New import for Australia
Meet the beetle: Onthophagus vacca
Dung beetle activity is high in many parts of Australia, however there are some locations where dung beetles are not as numerous or active at certain times of year. Interestingly, there are reported European and African locations where dung beetles are active all year round and the climate is similar to southern Australia.
New species for introduction into Australia are selected based on their efficiency at burying dung, seasonal activity and distribution in their native range. Onthophagus vacca (pictured) is a northern hemisphere spring-active dung beetle that was first introduced to Australia in the 1980s, but failed to establish. Due to its high potential, it was introduced again in 2014. O. vacca is native to the southern and south-central Europe and northern Africa, an area with climate very similar to regions in southern Australia. These beetles reproduced in the field and have now been introduced to a number of locations in WA, SA, Vic and NSW .
The new strain of O. vacca is expected to survive and reproduce better in Australia than earlier introductions.

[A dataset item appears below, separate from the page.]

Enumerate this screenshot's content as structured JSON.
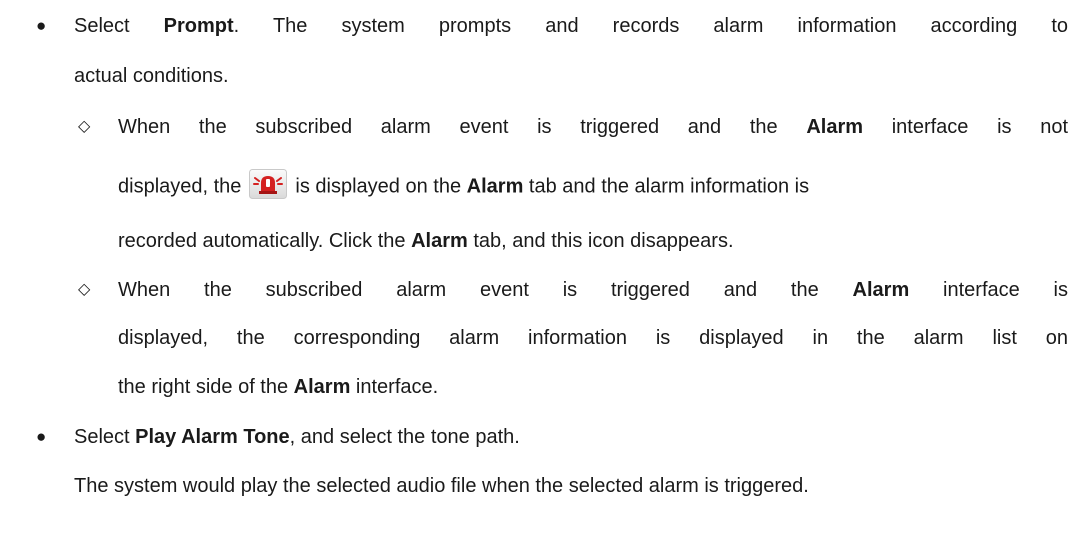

Onthophagus vacca is a medium-sized beetle. Males have one central horn that varies in size depending if they are major or minor males, while females have two shorter horns. Colouration may vary between individuals (see photo). O. vacca is attracted to cattle and sheep dung in open pasture and is active in spring and early summer. When emerging from winter, adults feed for several weeks before breeding. O. vacca is a tunnelling species and excavates brood chambers under dung pads. While females dig the tunnels, the males help move dung towards the entrance. Females lay eggs for three to four months. Larvae develop in the brood chambers. Adults enter diapause over the winter period and emerge in the following spring. These dung beetles produced about 30 eggs per female at CSIRO laboratories; in the field they produce one new generation per year.